Dr. Harold Henry "Bev" Beverage (1893 in North Haven, ME - 1993) is perhaps most widely known today for his invention and development of the Wave Antenna which came to be known as the Beverage Antenna and which for the last few decades has seen a resurgence in use within the hobbyist radio amateur and broadcast dx community. Less widely known (outside of the community of science history researchers) is that Bev was a pioneer of radio engineering and his engineering research paralleled the development of radio transmission technology throughout his professional career with significant contributions not only in the field of radio frequency antennas but also radio frequency propagation and systems engineering.
Harold Henry Beverage graduated from the University of Maine in 1915, and went to work for General Electric Company the following year as a radio-laboratory assistant. In 1920 he was placed in charge of developing receivers for transoceanic communications at the Radio Corporation of America (RCA). Three years later, when he was just 30, he received a Morris Liebmann Memorial Prize for his contributions to the development of transoceanic radio.

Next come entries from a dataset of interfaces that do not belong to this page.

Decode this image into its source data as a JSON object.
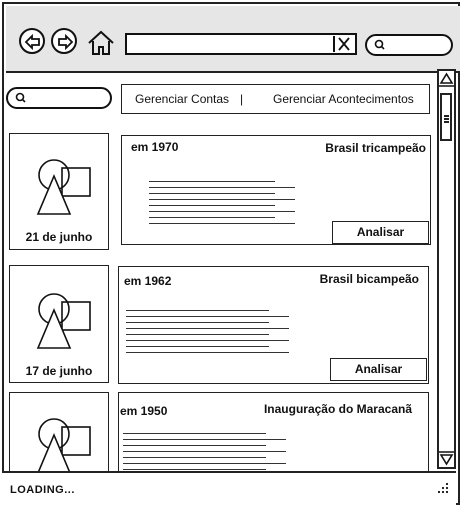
{
  "address_bar": {
    "value": ""
  },
  "top_search": {
    "value": ""
  },
  "side_search": {
    "value": ""
  },
  "menu": {
    "items": [
      "Gerenciar Contas",
      "Gerenciar Acontecimentos"
    ],
    "separator": "|"
  },
  "events": [
    {
      "date": "21 de junho",
      "year": "em 1970",
      "title": "Brasil tricampeão",
      "action": "Analisar"
    },
    {
      "date": "17 de junho",
      "year": "em 1962",
      "title": "Brasil bicampeão",
      "action": "Analisar"
    },
    {
      "date": "",
      "year": "em 1950",
      "title": "Inauguração do Maracanã",
      "action": ""
    }
  ],
  "status": {
    "text": "LOADING..."
  },
  "icons": [
    "back-icon",
    "forward-icon",
    "home-icon",
    "clear-icon",
    "search-icon",
    "image-placeholder-icon",
    "resize-grip-icon"
  ]
}
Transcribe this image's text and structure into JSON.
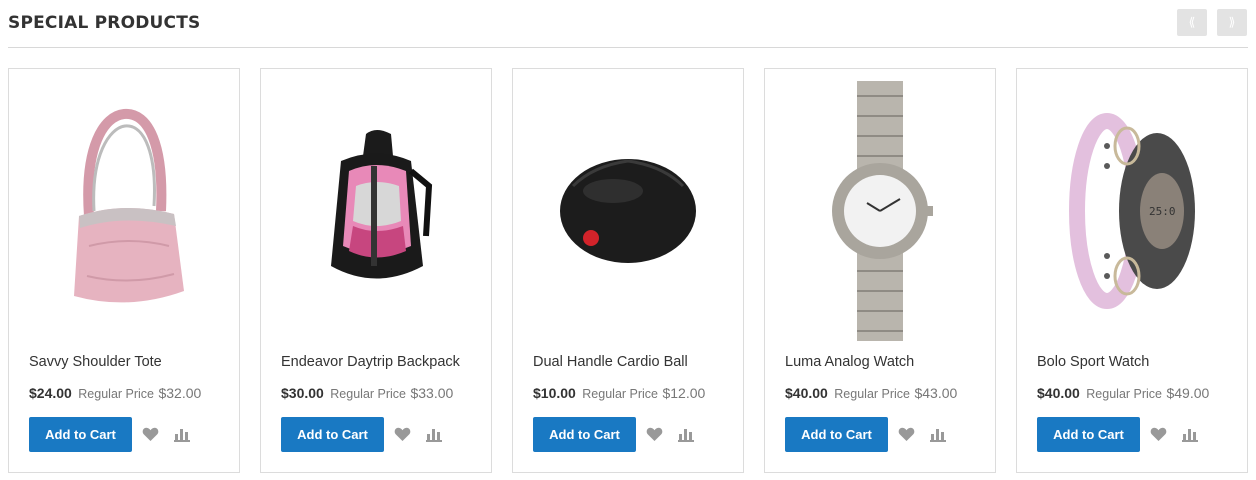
{
  "section": {
    "title": "Special Products",
    "prev_label": "⟪",
    "next_label": "⟫"
  },
  "icons": {
    "wishlist": "heart-icon",
    "compare": "compare-bar-chart-icon",
    "icon_color": "#999999"
  },
  "colors": {
    "primary_button": "#1979c3",
    "nav_button": "#e3e3e3"
  },
  "products": [
    {
      "name": "Savvy Shoulder Tote",
      "special_price": "$24.00",
      "regular_label": "Regular Price",
      "regular_price": "$32.00",
      "add_to_cart": "Add to Cart",
      "image": "pink-shoulder-bag"
    },
    {
      "name": "Endeavor Daytrip Backpack",
      "special_price": "$30.00",
      "regular_label": "Regular Price",
      "regular_price": "$33.00",
      "add_to_cart": "Add to Cart",
      "image": "pink-black-backpack"
    },
    {
      "name": "Dual Handle Cardio Ball",
      "special_price": "$10.00",
      "regular_label": "Regular Price",
      "regular_price": "$12.00",
      "add_to_cart": "Add to Cart",
      "image": "black-cardio-ball"
    },
    {
      "name": "Luma Analog Watch",
      "special_price": "$40.00",
      "regular_label": "Regular Price",
      "regular_price": "$43.00",
      "add_to_cart": "Add to Cart",
      "image": "silver-analog-watch"
    },
    {
      "name": "Bolo Sport Watch",
      "special_price": "$40.00",
      "regular_label": "Regular Price",
      "regular_price": "$49.00",
      "add_to_cart": "Add to Cart",
      "image": "pink-black-sport-watch"
    }
  ]
}
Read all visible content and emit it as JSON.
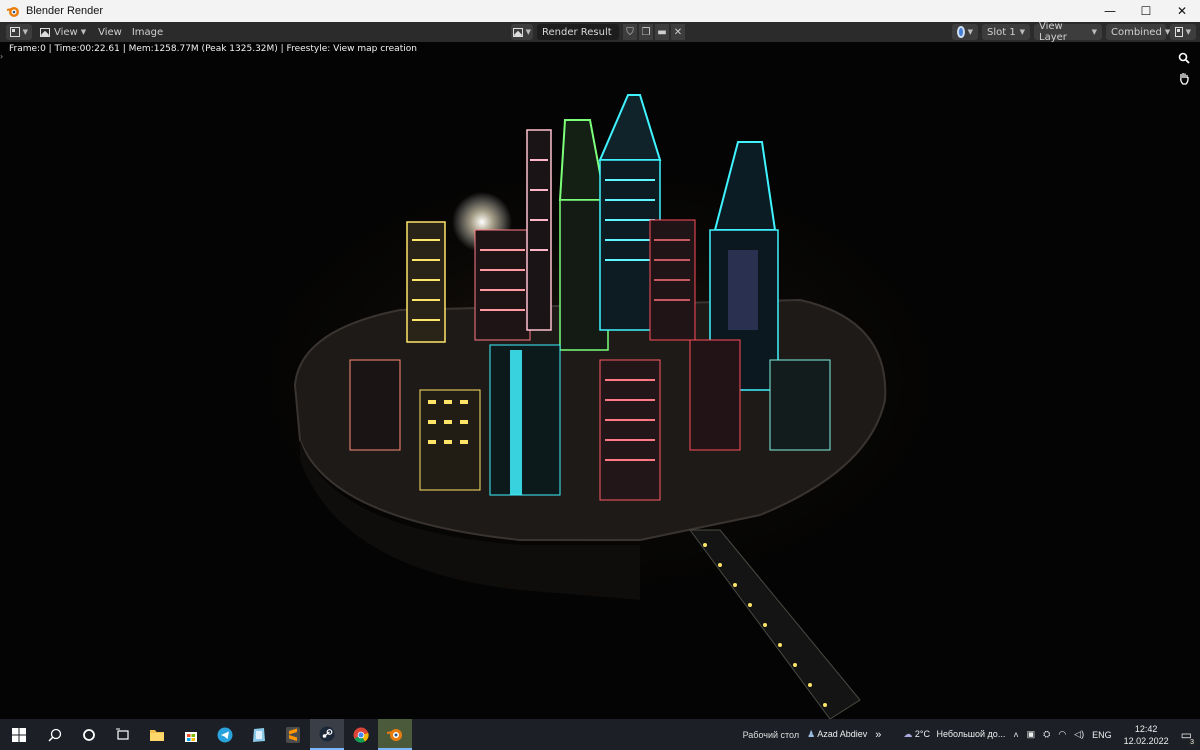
{
  "window": {
    "title": "Blender Render",
    "controls": {
      "minimize": "—",
      "maximize": "☐",
      "close": "✕"
    }
  },
  "header": {
    "menu": {
      "view1": "View",
      "view2": "View",
      "image": "Image"
    },
    "render_slot_name": "Render Result",
    "slot": "Slot 1",
    "view_layer": "View Layer",
    "pass": "Combined"
  },
  "viewport": {
    "stats": "Frame:0 | Time:00:22.61 | Mem:1258.77M (Peak 1325.32M) | Freestyle: View map creation",
    "edge_arrow": "›",
    "zoom_icon": "🔍",
    "pan_icon": "✋"
  },
  "taskbar": {
    "desktop_label": "Рабочий стол",
    "user": "Azad Abdiev",
    "overflow": "»",
    "weather_temp": "2°C",
    "weather_text": "Небольшой до...",
    "lang": "ENG",
    "time": "12:42",
    "date": "12.02.2022",
    "notification_count": "3"
  },
  "colors": {
    "neon_cyan": "#3ff3ff",
    "neon_red": "#ff4d5a",
    "neon_yellow": "#ffe46a",
    "neon_green": "#7dff7a",
    "taskbar_bg": "#1c1f26"
  }
}
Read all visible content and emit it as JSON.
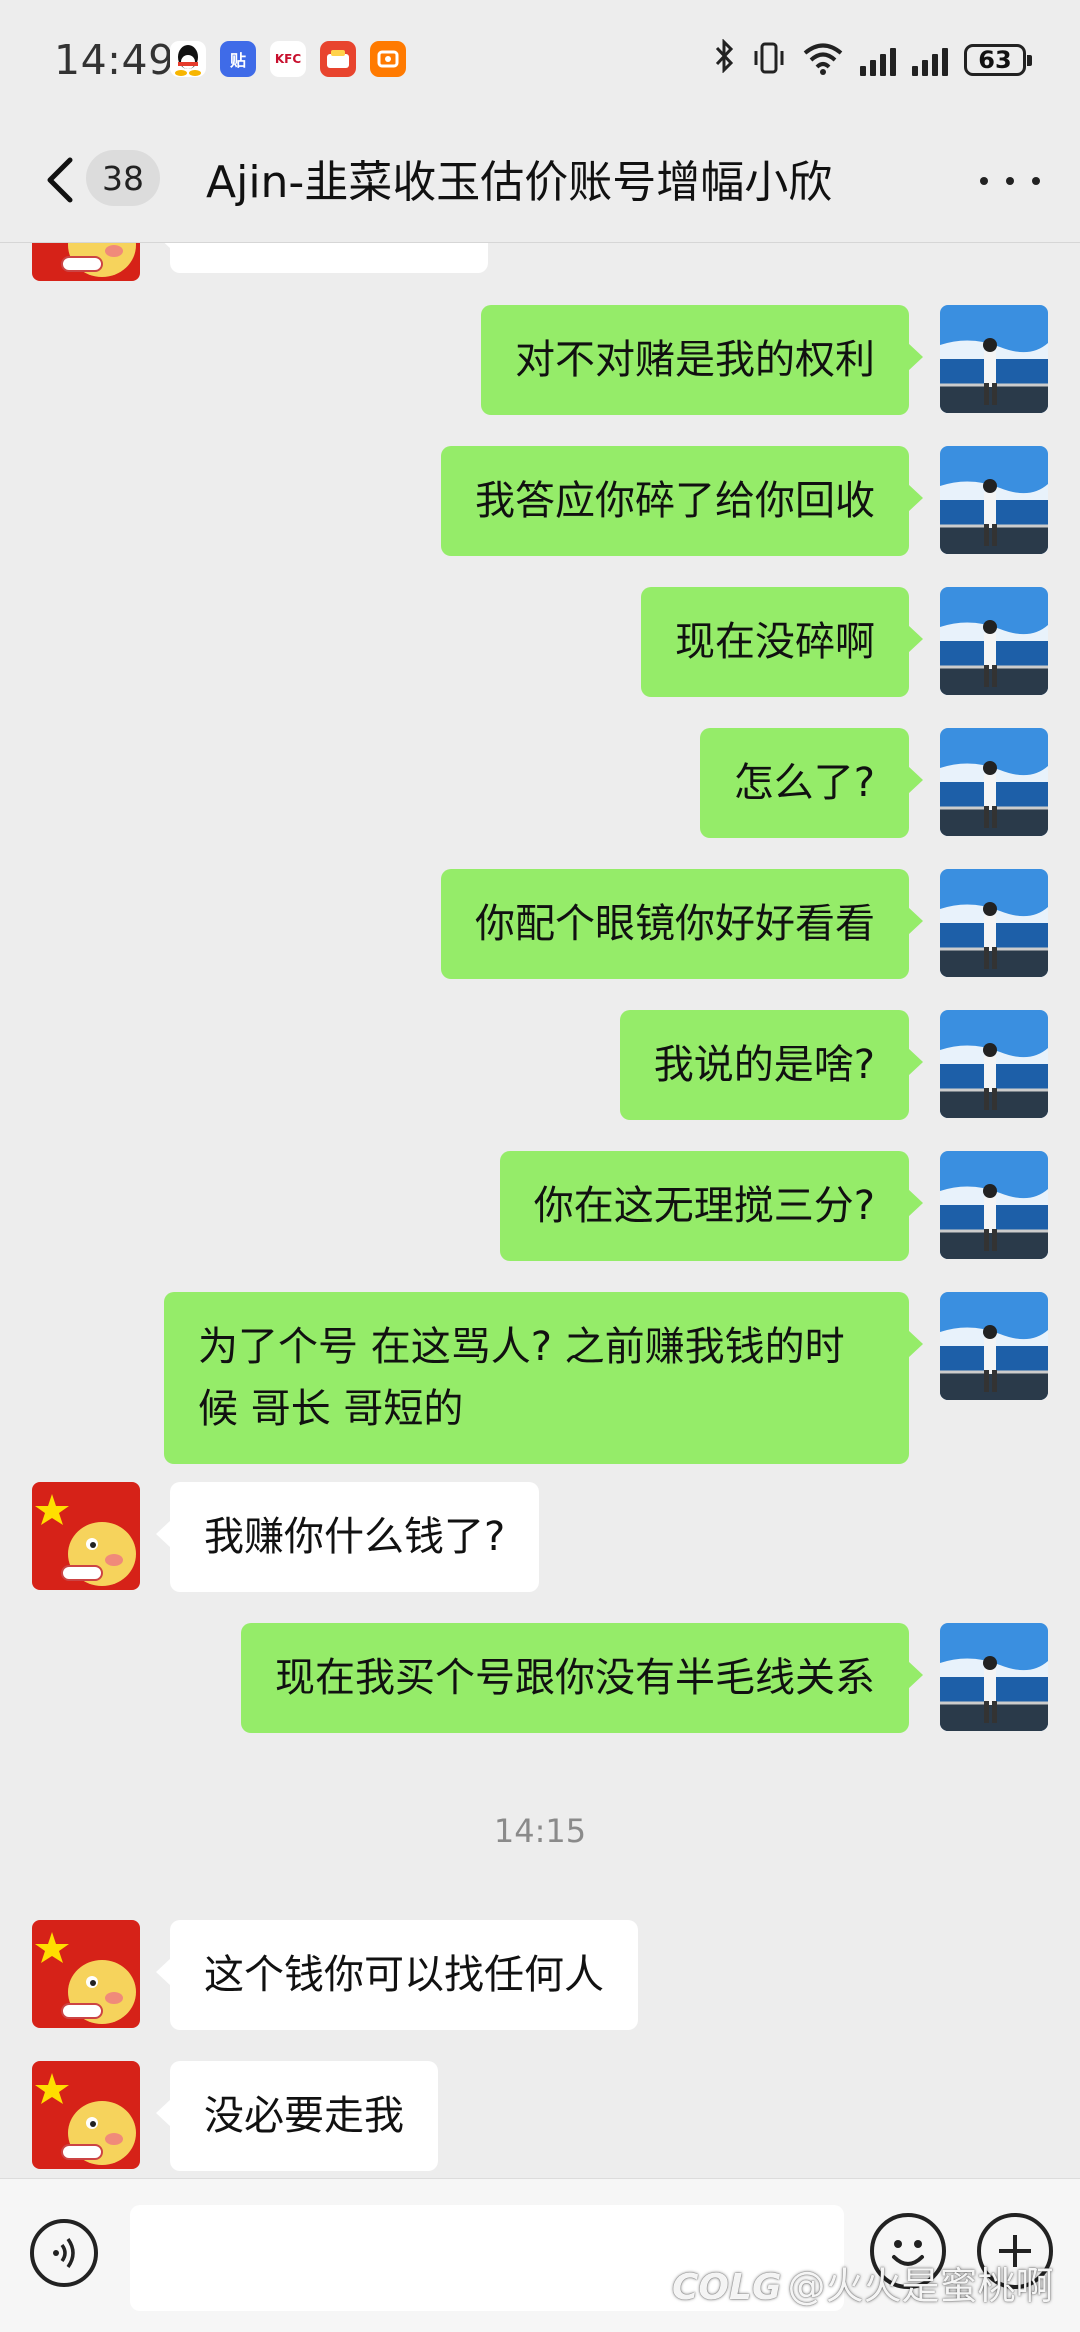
{
  "status_bar": {
    "time": "14:49",
    "battery": "63",
    "notification_icons": [
      {
        "name": "qq-icon",
        "label": ""
      },
      {
        "name": "tieba-icon",
        "label": "贴"
      },
      {
        "name": "kfc-icon",
        "label": "KFC"
      },
      {
        "name": "food-delivery-icon",
        "label": ""
      },
      {
        "name": "app-notification-icon",
        "label": ""
      }
    ]
  },
  "header": {
    "unread_count": "38",
    "title": "Ajin-韭菜收玉估价账号增幅小欣"
  },
  "messages": [
    {
      "sender": "me",
      "text": "对不对赌是我的权利"
    },
    {
      "sender": "me",
      "text": "我答应你碎了给你回收"
    },
    {
      "sender": "me",
      "text": "现在没碎啊"
    },
    {
      "sender": "me",
      "text": "怎么了?"
    },
    {
      "sender": "me",
      "text": "你配个眼镜你好好看看"
    },
    {
      "sender": "me",
      "text": "我说的是啥?"
    },
    {
      "sender": "me",
      "text": "你在这无理搅三分?"
    },
    {
      "sender": "me",
      "text": "为了个号 在这骂人? 之前赚我钱的时候 哥长 哥短的"
    },
    {
      "sender": "other",
      "text": "我赚你什么钱了?"
    },
    {
      "sender": "me",
      "text": "现在我买个号跟你没有半毛线关系"
    },
    {
      "sender": "other",
      "text": "这个钱你可以找任何人"
    },
    {
      "sender": "other",
      "text": "没必要走我"
    }
  ],
  "timestamp": "14:15",
  "watermark": {
    "logo": "COLG",
    "text": "@火火是蜜桃啊"
  },
  "colors": {
    "my_bubble": "#95ec69",
    "other_bubble": "#ffffff",
    "background": "#ededed"
  }
}
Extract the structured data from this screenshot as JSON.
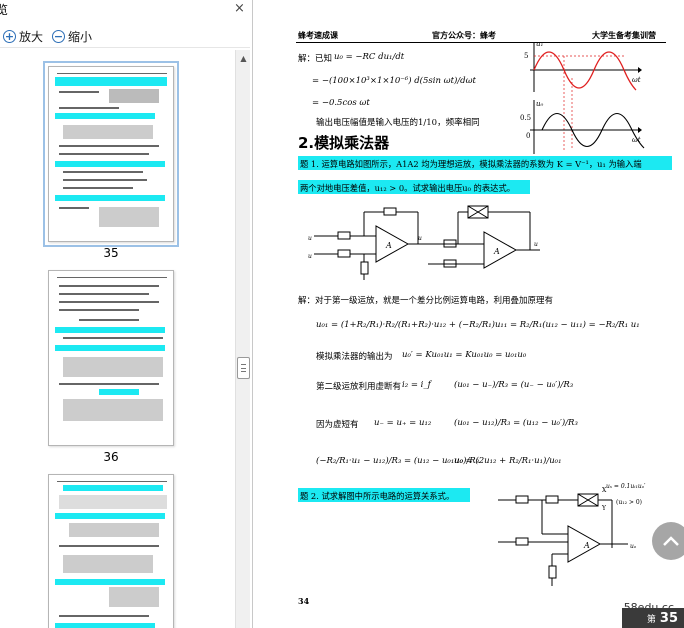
{
  "sidebar": {
    "title": "览",
    "close": "×",
    "zoom_in": {
      "icon": "zoom-in-icon",
      "symbol": "+",
      "label": "放大"
    },
    "zoom_out": {
      "icon": "zoom-out-icon",
      "symbol": "−",
      "label": "缩小"
    },
    "thumbnails": [
      {
        "page": "35",
        "selected": true
      },
      {
        "page": "36",
        "selected": false
      },
      {
        "page": "",
        "selected": false
      }
    ]
  },
  "page": {
    "header_left": "蜂考速成课",
    "header_mid": "官方公众号：蜂考",
    "header_right": "大学生备考集训营",
    "sol1": {
      "prefix": "解：已知",
      "eq1": "u₀ = −RC du₁/dt",
      "eq2": "= −(100×10³×1×10⁻⁶) d(5sin ωt)/dωt",
      "eq3": "= −0.5cos ωt",
      "note": "输出电压幅值是输入电压的1/10，频率相同"
    },
    "section_title": "2.模拟乘法器",
    "q1": {
      "line1": "题 1. 运算电路如图所示，A1A2 均为理想运放，模拟乘法器的系数为 K = V⁻¹，u₁ 为输入端",
      "line2": "两个对地电压差值，u₁₂ > 0。试求输出电压u₀ 的表达式。"
    },
    "sol2": {
      "intro": "解：对于第一级运放，就是一个差分比例运算电路，利用叠加原理有",
      "eq1": "u₀₁ = (1+R₂/R₁)·R₂/(R₁+R₂)·u₁₂ + (−R₂/R₁)u₁₁ = R₂/R₁(u₁₂ − u₁₁) = −R₂/R₁ u₁",
      "eq2_label": "模拟乘法器的输出为",
      "eq2": "u₀′ = Ku₀₁u₁ = Ku₀₁u₀ = u₀₁u₀",
      "eq3_label": "第二级运放利用虚断有",
      "eq3a": "i₂ = i_f",
      "eq3b": "(u₀₁ − u₋)/R₃ = (u₋ − u₀′)/R₃",
      "eq4_label": "因为虚短有",
      "eq4a": "u₋ = u₊ = u₁₂",
      "eq4b": "(u₀₁ − u₁₂)/R₃ = (u₁₂ − u₀′)/R₃",
      "eq5a": "(−R₂/R₁·u₁ − u₁₂)/R₃ = (u₁₂ − u₀₁u₀)/R₃",
      "eq5b": "u₀ = (2u₁₂ + R₂/R₁·u₁)/u₀₁"
    },
    "q2": "题 2. 试求解图中所示电路的运算关系式。",
    "q2_circuit": {
      "ux": "uₓ = 0.1uᵢ₁uₒ′",
      "cond": "(u₁₂ > 0)",
      "y": "Y",
      "x": "X",
      "uo": "uₒ"
    },
    "page_number": "34",
    "watermark": "58edu.cc",
    "badge_page": "35",
    "badge_prefix": "第"
  },
  "graph": {
    "ylabel_top": "u₁",
    "ylabel_bottom": "u₀",
    "val_top": "5",
    "val_bottom": "0.5",
    "xlabel": "ωt",
    "zero": "0"
  }
}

In 1938, the Radio Institute of America presented him with its Armstrong Medal for his work in the development of aerial systems. The Beverage antenna, the citation said, was "the precursor of wave antennas of all types." Beverage was awarded the IRE Medal of Honor in 1945, "In recognition of his achievements in radio research and invention, of his practical applications of engineering developments that greatly extended and increased the efficiency of domestic and world-wide radio communications and of his devotion to the affairs of the Institute of Radio Engineers." In awarding him its Lamme Gold Medal in 1957 the American Institute of Electrical Engineers cited him "for his pioneering and outstanding achievements in the conception and application of principles basic to progress in national and worldwide radio communications."
Harold Beverage did have favorite 160 meter receive antenna named after him. He donated one of his original Beverage transformers to the University.
The RCA named Beverage chief research engineer of communications in 1929, a position he held until 1940. At that time, he was promoted to vice president in charge of research and development at RCA Communications Inc., a subsidiary of the Radio Corporation of America. He retired in 1958 from that position and as director of radio research but continued to work in communications as a consultant.
Mr. Beverage died on 27 January 1993 at the John T. Mather Hospital in Port Jefferson, L.I. He was 99 and lived in Stony Brook, NY
Harold's nephew is a ham (W1MGP). Still lives at the family QTH of North Haven Island.
(Thank a lot to Bruce K1FZ for informations and pictures )
73, Petr OK1RP